What needs to be done: Wherever the word "Core" appears in a line below, that line counts; report the total number of such lines only.

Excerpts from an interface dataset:
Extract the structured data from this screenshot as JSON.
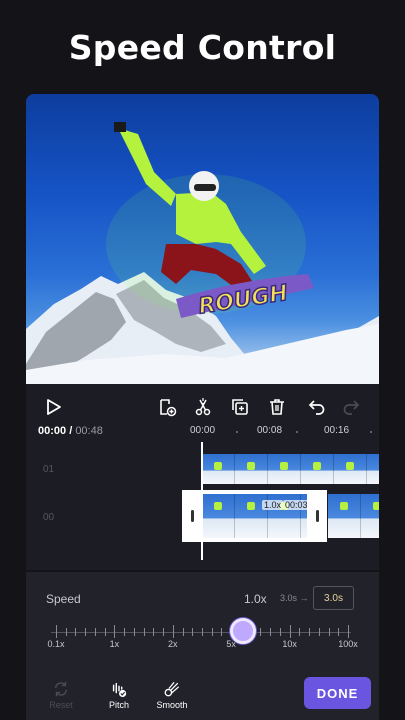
{
  "headline": "Speed Control",
  "toolbar": {
    "icons": [
      "play-icon",
      "add-clip-icon",
      "split-icon",
      "duplicate-icon",
      "delete-icon",
      "undo-icon",
      "redo-icon"
    ]
  },
  "timeline": {
    "current_time": "00:00",
    "total_time": "00:48",
    "ruler_labels": [
      "00:00",
      "00:08",
      "00:16"
    ],
    "track_numbers": [
      "01",
      "00"
    ],
    "clip_speed": "1.0x",
    "clip_duration": "00:03"
  },
  "speed_panel": {
    "label": "Speed",
    "value": "1.0x",
    "duration_from": "3.0s",
    "duration_arrow": "→",
    "duration_to": "3.0s",
    "scale_labels": [
      "0.1x",
      "1x",
      "2x",
      "5x",
      "10x",
      "100x"
    ],
    "selected_index": 3
  },
  "footer": {
    "reset_label": "Reset",
    "pitch_label": "Pitch",
    "smooth_label": "Smooth",
    "done_label": "DONE"
  },
  "colors": {
    "accent": "#6a55e0",
    "knob": "#bfa9ff",
    "background": "#131318"
  }
}
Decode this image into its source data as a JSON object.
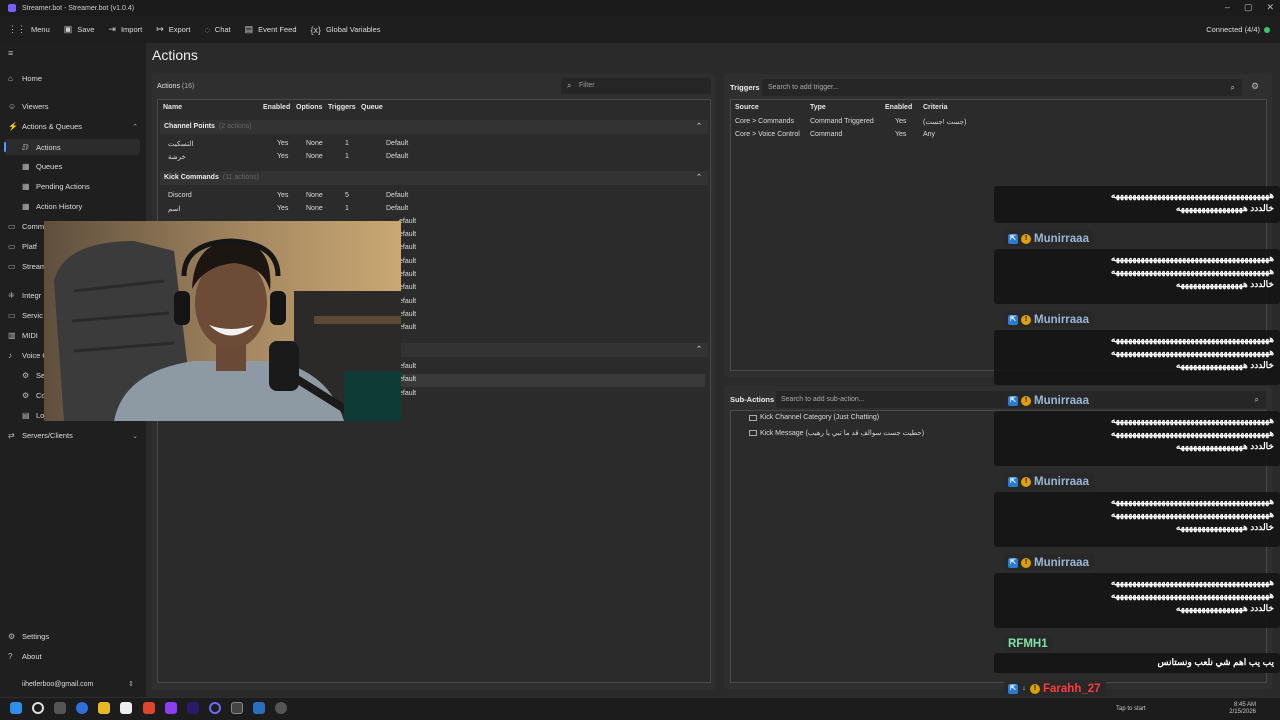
{
  "window": {
    "title": "Streamer.bot - Streamer.bot (v1.0.4)",
    "controls": [
      "–",
      "▢",
      "✕"
    ]
  },
  "toolbar": {
    "items": [
      {
        "label": "Menu",
        "icon": "grid-icon"
      },
      {
        "label": "Save",
        "icon": "save-icon"
      },
      {
        "label": "Import",
        "icon": "import-icon"
      },
      {
        "label": "Export",
        "icon": "export-icon"
      },
      {
        "label": "Chat",
        "icon": "chat-icon"
      },
      {
        "label": "Event Feed",
        "icon": "event-feed-icon"
      },
      {
        "label": "Global Variables",
        "icon": "variables-icon"
      }
    ],
    "connection": "Connected (4/4)"
  },
  "sidebar": {
    "home": "Home",
    "viewers": "Viewers",
    "actions_queues": "Actions & Queues",
    "actions": "Actions",
    "queues": "Queues",
    "pending": "Pending Actions",
    "history": "Action History",
    "commands": "Comm",
    "platforms": "Platf",
    "stream": "Stream",
    "integrations": "Integr",
    "services": "Servic",
    "midi": "MIDI",
    "voice": "Voice C",
    "voice_sub1": "Se",
    "voice_sub2": "Co",
    "voice_sub3": "Lo",
    "servers": "Servers/Clients",
    "settings": "Settings",
    "about": "About",
    "email": "iihetlerboo@gmail.com"
  },
  "page": {
    "title": "Actions"
  },
  "actions": {
    "title": "Actions",
    "count": "(16)",
    "filter_placeholder": "Filter",
    "columns": [
      "Name",
      "Enabled",
      "Options",
      "Triggers",
      "Queue"
    ],
    "groups": [
      {
        "name": "Channel Points",
        "subtitle": "(2 actions)",
        "rows": [
          {
            "name": "التسكيت",
            "enabled": "Yes",
            "options": "None",
            "triggers": "1",
            "queue": "Default"
          },
          {
            "name": "خرشة",
            "enabled": "Yes",
            "options": "None",
            "triggers": "1",
            "queue": "Default"
          }
        ]
      },
      {
        "name": "Kick Commands",
        "subtitle": "(11 actions)",
        "rows": [
          {
            "name": "Discord",
            "enabled": "Yes",
            "options": "None",
            "triggers": "5",
            "queue": "Default"
          },
          {
            "name": "اسم",
            "enabled": "Yes",
            "options": "None",
            "triggers": "1",
            "queue": "Default"
          }
        ]
      }
    ],
    "hidden_queue": [
      "efault",
      "efault",
      "efault",
      "efault",
      "efault",
      "efault",
      "efault",
      "efault",
      "efault"
    ],
    "lower_queue": [
      "efault",
      "efault",
      "efault"
    ]
  },
  "triggers": {
    "title": "Triggers",
    "search_placeholder": "Search to add trigger...",
    "columns": [
      "Source",
      "Type",
      "Enabled",
      "Criteria"
    ],
    "rows": [
      {
        "source": "Core > Commands",
        "type": "Command Triggered",
        "enabled": "Yes",
        "criteria": "(جست !جست)"
      },
      {
        "source": "Core > Voice Control",
        "type": "Command",
        "enabled": "Yes",
        "criteria": "Any"
      }
    ]
  },
  "subactions": {
    "title": "Sub-Actions",
    "search_placeholder": "Search to add sub-action...",
    "items": [
      "Kick Channel Category (Just Chatting)",
      "Kick Message (حطيت جست سوالف قد ما تبي يا رهيب)"
    ]
  },
  "chat": {
    "messages": [
      {
        "user": "",
        "text": [
          "ههههههههههههههههههههههههههههههههههههههه",
          "خالددد ههههههههههههههههه"
        ]
      },
      {
        "user": "Munirraaa",
        "text": [
          "ههههههههههههههههههههههههههههههههههههههه",
          "ههههههههههههههههههههههههههههههههههههههه",
          "خالددد ههههههههههههههههه"
        ]
      },
      {
        "user": "Munirraaa",
        "text": [
          "ههههههههههههههههههههههههههههههههههههههه",
          "ههههههههههههههههههههههههههههههههههههههه",
          "خالددد ههههههههههههههههه"
        ]
      },
      {
        "user": "Munirraaa",
        "text": [
          "ههههههههههههههههههههههههههههههههههههههه",
          "ههههههههههههههههههههههههههههههههههههههه",
          "خالددد ههههههههههههههههه"
        ]
      },
      {
        "user": "Munirraaa",
        "text": [
          "ههههههههههههههههههههههههههههههههههههههه",
          "ههههههههههههههههههههههههههههههههههههههه",
          "خالددد ههههههههههههههههه"
        ]
      },
      {
        "user": "Munirraaa",
        "text": [
          "ههههههههههههههههههههههههههههههههههههههه",
          "ههههههههههههههههههههههههههههههههههههههه",
          "خالددد ههههههههههههههههه"
        ]
      },
      {
        "user": "RFMH1",
        "text": [
          "يب يب اهم شي نلعب ونستانس"
        ]
      },
      {
        "user": "Farahh_27",
        "text": []
      }
    ]
  },
  "taskbar": {
    "tap": "Tap to start",
    "time": "8:45 AM",
    "date": "2/15/2026"
  }
}
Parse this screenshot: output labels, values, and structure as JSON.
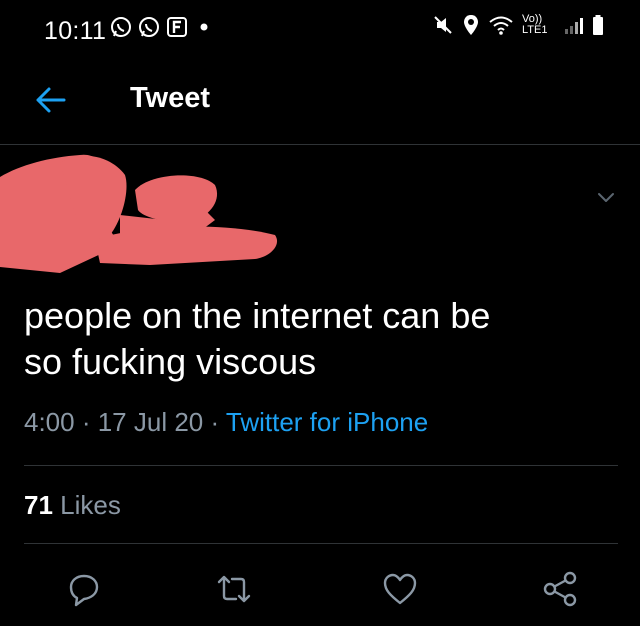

Response to the task: 2